The original tasks the girls had to do were based around helping the Boy Scouts, which also suggests the sexist way in which society viewed girls and women. The ideas and values which were instilled into the girls was that they were the homemakers. The Girl Guides had to make sure they always had their uniform clean and always came “prepared”. This still is a big motto within the movement. Years ago “being prepared” meant having certain items in your purse which included a safety pin and small sewing kit. This was not something the Boy Scouts had to do.
The earning of badges is encouraged in the Movement as a way of setting up your independence for the future. However, the contrast in the types of tasks involved in the badges between the males and females are still quite divided. There are more homemaking badges within the girl guides, such as textiles, homemaking, which is the cleaning and organising of your home/bedroom for some weeks, childcare badge, tea badge, which involves the preparing of cakes, biscuits and tea for a fundraising event. These are still the most popular badges which are given out to the girl Guides.
This is because the values and ideas within the movement have still not changed a huge deal from being the homemaker as they are females. The Movement now as it stands has changed immensely. The Girl Guide movement now encourages independence and camping as the Boy Scouts have been doing for many years. As a voluntary Youth Group the Girl Guide Movement empowers the girls to lead independent lives, encourages social relationships with both sexes, shows positive regard for each young person and provides opportunity for personal growth.
This is quite a contrast from the once quite feminine ideas, role forming and principles which were once held. ANTI DISCRIMINATORY PRACTICE The way in which this is done is through a number of different policies that the youth leaders have all adhered to within the movement. The following are some suggested guidelines that could be given in order for the Youth group to be effectively run in a way that there may be less discrimination in the group. 1. Respecting individuality. 2. Trusting people 3. Encouraging good interpersonal and communication skills 4. Promoting positive social relationships 5.
Young girls being involved in decision making 6. Providing a range of group work and social activities, including community involvement and more involvement within the Scouting activities. 7. The use of youth’s meetings to enable people to have an opportunity to influence and assist with planning, especially the young females, who have been previously excluded from or uninvolved in other activities. 8. Principles of inclusion independence and enablement are key issues.
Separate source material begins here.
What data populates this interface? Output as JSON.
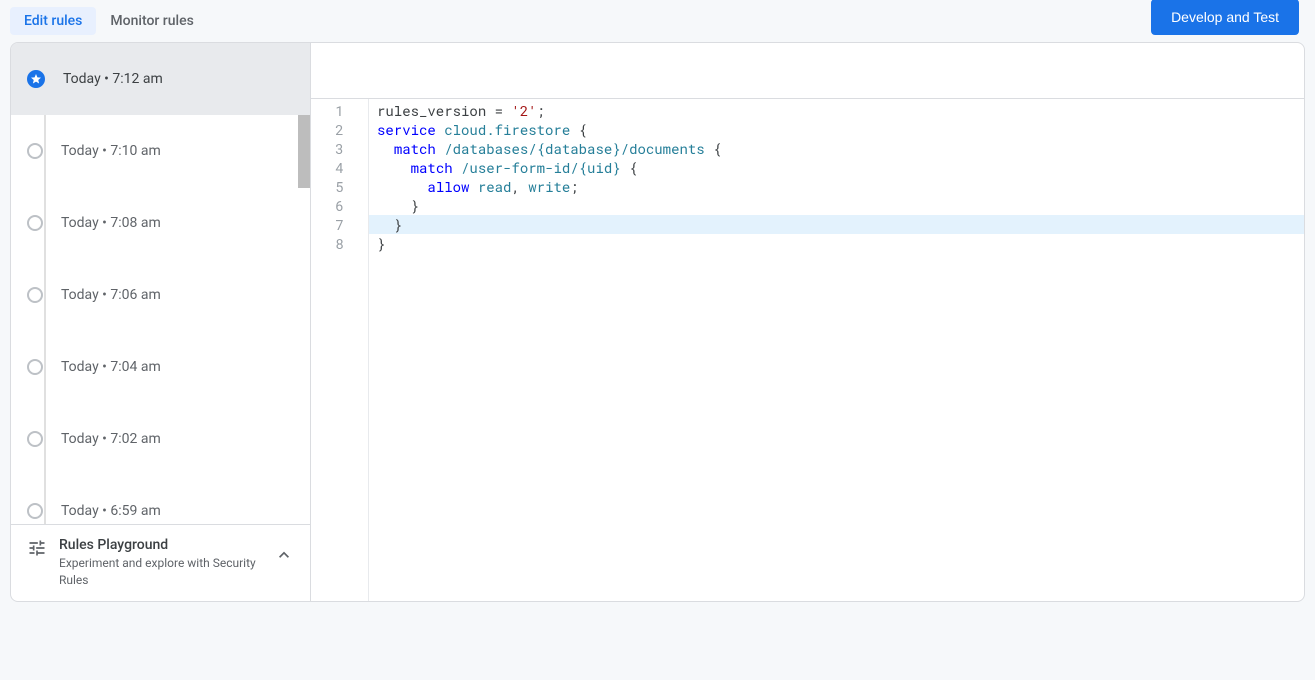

Alongside these principles, a staff team that is working together, receiving supervision opportunities for learning and development, is required.
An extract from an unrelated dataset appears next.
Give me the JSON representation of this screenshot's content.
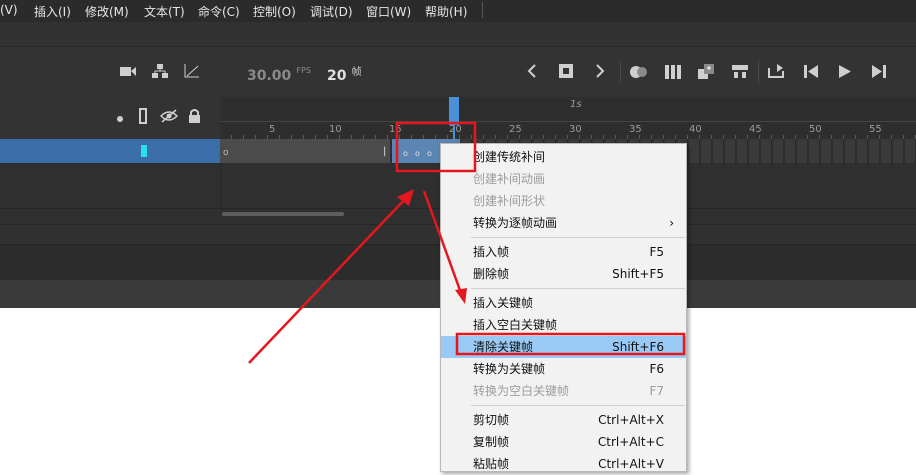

Also to understand the need to work collaboratively by supporting multi professional and agency working. I feel that these policies are very important in all work. However with the involvement of young girls and women, it is important not to categorise their roles into somewhat of a homemaker role. To allow the girls to develop and flourish their own ideas and principles within the group they are involved and to develop these attitudes within their home environment is a positive way of diversing the discrimination females have within society.